RICHMOND, Va. - Ralph Northam vaulted into the national spotlight Tuesday with a thunderous victory in Virginia's race for governor, instantly becoming a hero of the anti-Trump movement and a balm for jittery Democrats.
He convincingly won the closely watched race, delivering his party's first major victory since Republican President Donald Trump was elected a year ago. It was a morale boost for a party beset by recent infighting over the 2016 presidential election.
"What this message was yesterday that Virginia sent not only to this country, but to this world, is that the divisiveness, the hatred, the bigotry, the politics that is tearing this country apart, that's not the United States of America that people love," Northam said at a news conference Wednesday.
The low-key physician who preaches pragmatism over populism with a strong Southern twang is an unlikely face of the resistance. And his campaign was a frequent target for Beltway pundits and liberal activists who fretted about his ability to mobilize voters.
But Northam said his doubters missed the big picture: that voters unhappy with Trump responded well to a former Army doctor and pediatric neurologist who has a solid record championing progressive causes.

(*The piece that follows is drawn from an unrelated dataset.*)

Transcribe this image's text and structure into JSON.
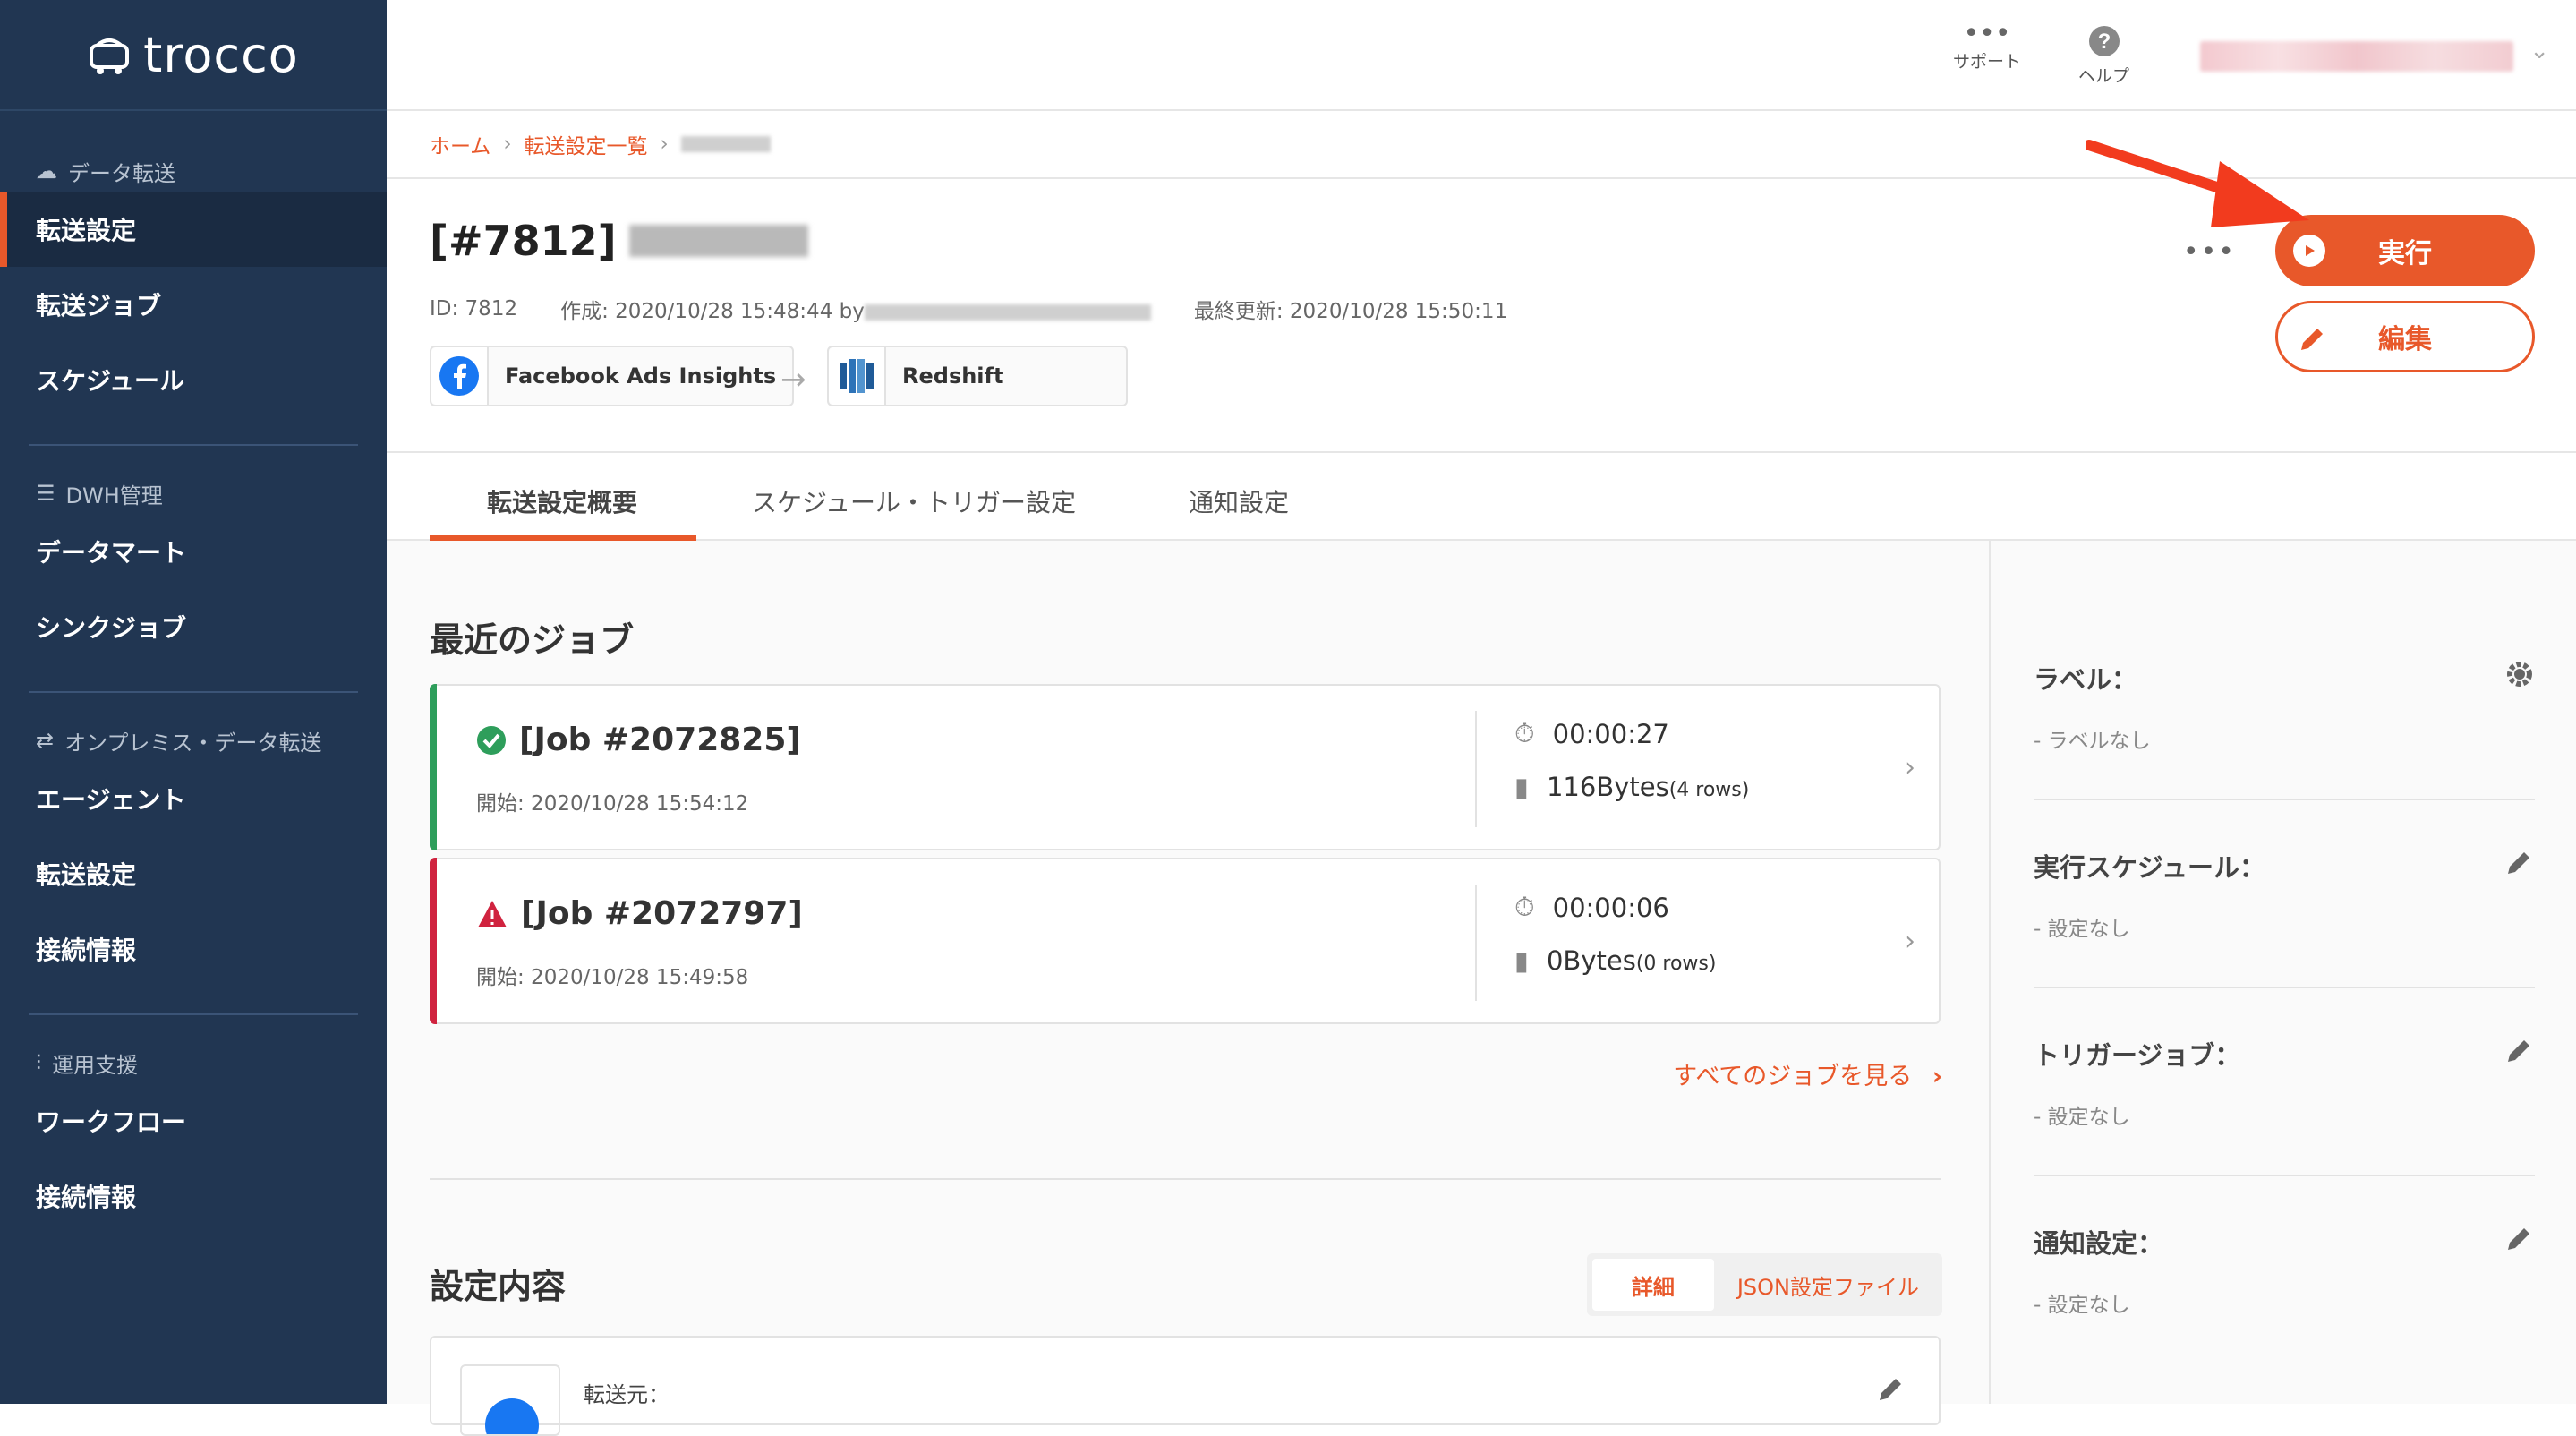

"I just remind people that you can still get a lot of things done with treating people with civility," Northam said in an interview Wednesday with The Associated Press.
He also said voters liked his focus on health care, jobs and education, along with a record of finding bipartisan agreements on potentially thorny issues like smoking bans in restaurants.
Northam's nearly 9 point win over Republican Ed Gillespie, along with large Democratic gains in Virginia's state House and in other races around the country, made Democrats jubilant over their prospects in next year's midterm elections.
But Northam didn't always inspire that kind of enthusiasm and was sometimes an uneven campaigner. He backpedaled on his level of urgency for removing Confederate monuments and struggled to clarify his positions so-called "sanctuary cities," which limit their involvement with federal law enforcement efforts.
One liberal group insisted Northam needed help with minority voters and injected last-minute drama with a controversial ad of a Gillespie supporter trying to run down minority children with a pickup truck.
But Northam and his supporters said those hiccups were overblown.
"At the end of the day, it didn't matter," said Democratic Gov. Terry McAuliffe, who cannot seek a second term and was one of Northam's biggest cheerleaders. "People are now unified."
Northam said he's eager to show how his party can make similar gains around country with a united front.
"We have a large tent, and we have a very diverse society and we've always welcomed people to our party," Northam said. "So I want to work very hard in the next four years to expand our base."
But he said his focus will be in Virginia, where Democrats' unexpectedly strong showing in House races has given Northam new opportunities to push through long-stalled Democratic priorities like expanding Medicaid coverage to the poor.
Northam, who often campaigned on his ability to work with Republicans, indicated Wednesday that he's eager to make deals to make it happen.
"If we need to call it a different name, that's fine, if people need to walk away from the table feeling like they've gotten something for their districts, that's fine with me," he said.